The fault strand that moved during the most recent event (MRE) terminates 2-4 cm below the surface and juxtaposes unit j and younger stratigraphic layers (Figure 5). This fault strand is capped by unit a, the modern ground surface. A definite date cannot be assigned to this event because any stratigraphic units that may have originally buried unit j were eroded prior to the deposition of unit a. However, an Ottoman period musket ball near the base of unit a establishes the minimum date for the MRE is pre-1918, the end of Ottoman occupation of the region. The maximum age for the MRE is 1515, the beginning of Ottoman occupation, based on the truncation of layer b, which, by virtue of the musket ball in unit a, is older than 1515-1918.
The penultimate event (II) offsets units e, f, and g and the underlying layers.
... The fault terminates at the top of unit e, which indicates that unit e was the ground surface at the time of the earthquake. Unit e is capped by the undeformed unit d, which, due to its radiocarbon date of 986-1155 A.D. (Figure 5), limits the minimum date for event II to the twelfth century. The maximum date for event II is post seventh century abandonment of the site in underlying layers.
... Event II could not have occurred in 1458, 1293, or 1212. The tenth to twelfth century date of unit d, suggests that the minimum age of Event II is tenth century.
The antepenultimate event (III) is marked by the rupture trace being buried by unit e. Units f, g, h, and k are offset. Fault terminations at the top of units f and g suggest that this was the ground surface at the time of event III, and therefore, it also occurred after the seventh century. The minimum date for event III cannot be earlier than the basal age of unit d (986-1155 A.D.).
... Unit e caps buries the fault strands that define Event III. The overlying unit d has a radiocarbon-constrained age range between the tenth to twelfth century, and the underlying units f, g, and h contain aqueduct rubble and potsherds from the seventh century. Therefore, the age of unit e is constrained to seventh to twelfth century.
MacDonald (1992)  collected some Byzantine and Umayyad surface potsherds at the site and documented ruins of Byzantine houses (village) along the fan surface of Wadi Tilah.If the repair fixed a problem caused by lateral slip rather than generalized destructive shaking, the slip would indicate that part of the Araba fault broke during this event.
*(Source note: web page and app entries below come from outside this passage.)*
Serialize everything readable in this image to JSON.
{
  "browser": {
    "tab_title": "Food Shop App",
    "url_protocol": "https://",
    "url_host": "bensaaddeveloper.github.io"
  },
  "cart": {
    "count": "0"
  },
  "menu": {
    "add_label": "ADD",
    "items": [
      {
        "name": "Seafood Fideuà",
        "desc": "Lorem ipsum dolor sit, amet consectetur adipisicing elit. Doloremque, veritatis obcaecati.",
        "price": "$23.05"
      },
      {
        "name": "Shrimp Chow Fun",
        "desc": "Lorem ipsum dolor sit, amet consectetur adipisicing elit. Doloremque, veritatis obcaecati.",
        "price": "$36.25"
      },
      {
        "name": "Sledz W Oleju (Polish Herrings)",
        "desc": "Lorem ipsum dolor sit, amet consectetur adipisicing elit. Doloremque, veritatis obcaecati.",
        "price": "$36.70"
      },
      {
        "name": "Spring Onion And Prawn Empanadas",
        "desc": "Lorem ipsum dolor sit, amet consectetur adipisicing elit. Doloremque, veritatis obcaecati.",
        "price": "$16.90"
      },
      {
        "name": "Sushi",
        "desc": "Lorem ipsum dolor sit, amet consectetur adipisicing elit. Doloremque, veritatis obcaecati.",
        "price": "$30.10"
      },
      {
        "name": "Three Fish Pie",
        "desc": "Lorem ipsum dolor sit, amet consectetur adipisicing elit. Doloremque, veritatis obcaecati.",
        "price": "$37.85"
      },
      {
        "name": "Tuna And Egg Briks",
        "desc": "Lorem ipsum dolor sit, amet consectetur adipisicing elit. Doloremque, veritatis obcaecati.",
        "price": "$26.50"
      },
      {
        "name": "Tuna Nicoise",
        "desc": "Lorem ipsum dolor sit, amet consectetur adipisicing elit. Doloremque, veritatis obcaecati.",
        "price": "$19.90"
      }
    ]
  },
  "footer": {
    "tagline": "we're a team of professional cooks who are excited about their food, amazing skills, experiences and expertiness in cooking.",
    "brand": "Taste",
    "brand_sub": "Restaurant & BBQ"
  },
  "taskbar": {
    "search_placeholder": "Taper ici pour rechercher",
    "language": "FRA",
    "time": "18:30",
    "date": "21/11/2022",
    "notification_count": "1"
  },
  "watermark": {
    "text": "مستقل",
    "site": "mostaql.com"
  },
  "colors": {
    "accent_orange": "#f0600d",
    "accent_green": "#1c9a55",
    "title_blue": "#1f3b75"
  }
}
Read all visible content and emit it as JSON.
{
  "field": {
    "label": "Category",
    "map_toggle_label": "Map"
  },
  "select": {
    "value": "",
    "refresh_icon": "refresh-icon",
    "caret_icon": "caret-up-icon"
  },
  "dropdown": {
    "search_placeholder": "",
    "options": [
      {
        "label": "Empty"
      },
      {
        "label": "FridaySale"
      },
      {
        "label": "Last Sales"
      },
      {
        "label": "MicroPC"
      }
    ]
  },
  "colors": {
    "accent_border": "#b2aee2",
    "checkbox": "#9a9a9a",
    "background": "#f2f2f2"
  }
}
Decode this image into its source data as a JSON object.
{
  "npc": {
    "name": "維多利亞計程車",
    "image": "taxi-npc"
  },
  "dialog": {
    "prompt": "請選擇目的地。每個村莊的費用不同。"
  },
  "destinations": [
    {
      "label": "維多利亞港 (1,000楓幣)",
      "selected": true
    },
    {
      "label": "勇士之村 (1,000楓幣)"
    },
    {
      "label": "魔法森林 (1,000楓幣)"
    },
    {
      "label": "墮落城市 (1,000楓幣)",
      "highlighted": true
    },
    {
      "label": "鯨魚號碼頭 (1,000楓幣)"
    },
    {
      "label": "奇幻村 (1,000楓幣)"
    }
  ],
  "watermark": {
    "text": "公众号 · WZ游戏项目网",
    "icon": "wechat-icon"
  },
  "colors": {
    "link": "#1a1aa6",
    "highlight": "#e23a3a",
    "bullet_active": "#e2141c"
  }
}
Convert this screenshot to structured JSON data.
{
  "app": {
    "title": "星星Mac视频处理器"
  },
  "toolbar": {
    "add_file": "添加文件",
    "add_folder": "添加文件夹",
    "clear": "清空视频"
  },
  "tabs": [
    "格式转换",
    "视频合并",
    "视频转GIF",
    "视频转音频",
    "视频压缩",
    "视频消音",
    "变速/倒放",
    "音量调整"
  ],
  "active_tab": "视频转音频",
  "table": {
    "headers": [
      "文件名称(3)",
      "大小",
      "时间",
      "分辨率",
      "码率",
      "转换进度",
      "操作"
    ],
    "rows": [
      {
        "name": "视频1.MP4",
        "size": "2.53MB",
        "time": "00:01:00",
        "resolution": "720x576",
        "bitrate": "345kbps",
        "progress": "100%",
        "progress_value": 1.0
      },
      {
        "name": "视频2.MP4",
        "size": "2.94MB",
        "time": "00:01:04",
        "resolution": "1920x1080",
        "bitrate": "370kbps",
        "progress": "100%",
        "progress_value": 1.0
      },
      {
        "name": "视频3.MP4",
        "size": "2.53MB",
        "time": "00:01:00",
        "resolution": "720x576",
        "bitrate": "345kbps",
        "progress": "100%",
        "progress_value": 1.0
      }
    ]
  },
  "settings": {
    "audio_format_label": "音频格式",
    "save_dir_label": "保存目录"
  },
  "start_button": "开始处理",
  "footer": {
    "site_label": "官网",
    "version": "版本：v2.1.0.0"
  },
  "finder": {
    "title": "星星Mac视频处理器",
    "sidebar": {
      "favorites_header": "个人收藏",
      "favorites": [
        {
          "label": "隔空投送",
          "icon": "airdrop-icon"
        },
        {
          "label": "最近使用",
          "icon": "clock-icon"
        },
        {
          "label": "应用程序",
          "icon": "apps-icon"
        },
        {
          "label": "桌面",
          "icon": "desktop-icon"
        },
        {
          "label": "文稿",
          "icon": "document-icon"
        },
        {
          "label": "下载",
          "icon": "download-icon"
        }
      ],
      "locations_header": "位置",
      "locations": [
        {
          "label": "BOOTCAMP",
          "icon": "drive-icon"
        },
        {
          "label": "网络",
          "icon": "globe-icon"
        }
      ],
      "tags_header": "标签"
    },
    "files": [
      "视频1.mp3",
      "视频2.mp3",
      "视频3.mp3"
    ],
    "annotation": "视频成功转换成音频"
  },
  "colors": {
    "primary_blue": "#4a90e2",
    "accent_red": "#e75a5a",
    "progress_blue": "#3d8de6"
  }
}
Wells and Coppersmith (1994)
|Variable||Output - not considering a Site Effect||Units||Notes|
|unitless||Moment Magnitude for Avg. Displacement|
|unitless||Moment Magnitude for Max. Displacement|